Entries by Simon Palmer

Interview Paolo and Anne

COVID19 and Vet Practice Values Since the introduction of the COVID-19 pandemic restrictions in Australia, many industries have been severely impacted, and the road to recovery for many of them is still uncertain. While there are some chicken littles out there, running around saying that the sky is falling and hoarding enough toilet paper to […]

Restraint of trade in vet practice sales

Veterinary practice sales involve large sums of money changing hands. Hundreds of thousands (if not millions) of dollars being paid in compensation for goodwill. But how does the buyer know that he/she will get that goodwill? The success of this transfer will depend largely upon how the vendor behaves post sale. • Will they endorse […]

Second Practice: Second Entity?

There comes a time in every successful dental practice owner’s career when they consider opening another branch, or buying another practice. This juncture represents a possible turning point in their personal fortune. It introduces an opportunity to grow their wealth by expanding the scale and scope of their business interests and, at the same time, […]

“The fish was this big!” and other valuation distortions

When someone is looking to buy or sell a practice, they are often presented with an appraisal of the practice that has been prepared by the other party in the transaction. While the results of the practice’s trading may be clear, there are numerous appraisal techniques to choose from, and often some creativity applied when using them.

Terms like “Production/Revenue”, “profit”, “EBIT” and “expenses” are of course fundamental to any valuation technique, and there should be an objective universal definition of what they mean. Unfortunately, as you will see, they can be manipulated by people who are self-taught or trying to push their own agenda.

Here are some of the creative approaches to valuations that can distort value.

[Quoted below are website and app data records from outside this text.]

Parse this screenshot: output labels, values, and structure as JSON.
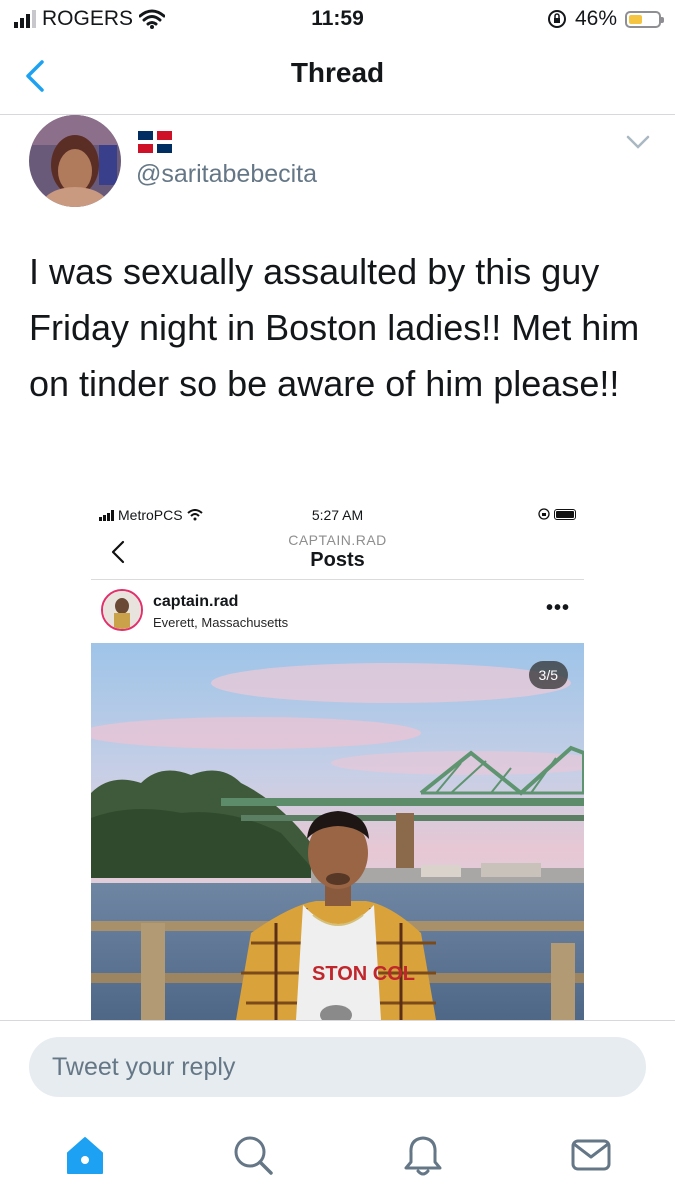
{
  "status_bar": {
    "carrier": "ROGERS",
    "time": "11:59",
    "battery": "46%",
    "battery_level": 0.46
  },
  "nav": {
    "title": "Thread"
  },
  "tweet": {
    "handle": "@saritabebecita",
    "text": "I was sexually assaulted by this guy Friday night in Boston ladies!! Met him on tinder so be aware of him please!!"
  },
  "embed": {
    "status_bar": {
      "carrier": "MetroPCS",
      "time": "5:27 AM"
    },
    "nav": {
      "subtitle": "CAPTAIN.RAD",
      "title": "Posts"
    },
    "post": {
      "username": "captain.rad",
      "location": "Everett, Massachusetts",
      "more": "•••",
      "counter": "3/5",
      "shirt_text": "STON COL"
    }
  },
  "reply": {
    "placeholder": "Tweet your reply"
  },
  "tabs": [
    {
      "icon": "home-icon"
    },
    {
      "icon": "search-icon"
    },
    {
      "icon": "notifications-icon"
    },
    {
      "icon": "messages-icon"
    }
  ],
  "colors": {
    "accent": "#1da1f2",
    "secondary_text": "#657786",
    "reply_bg": "#e6ecf0",
    "battery_fill": "#f5c542"
  }
}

Leaving a Perfect Legacy in the Buyer of your Practice: Putting the Cart Before the Horse

If given the option of selling to two or three parties, each offering a similar price and terms for a practice, then of course a vendor can factor in compatibility, personality and gut instinct, to determine who would be a good successor. However, starting off with a specific profile in mind for who the right buyer is, is to put the cart before the horse. Selling your practice needs to be a commercial decision at its core.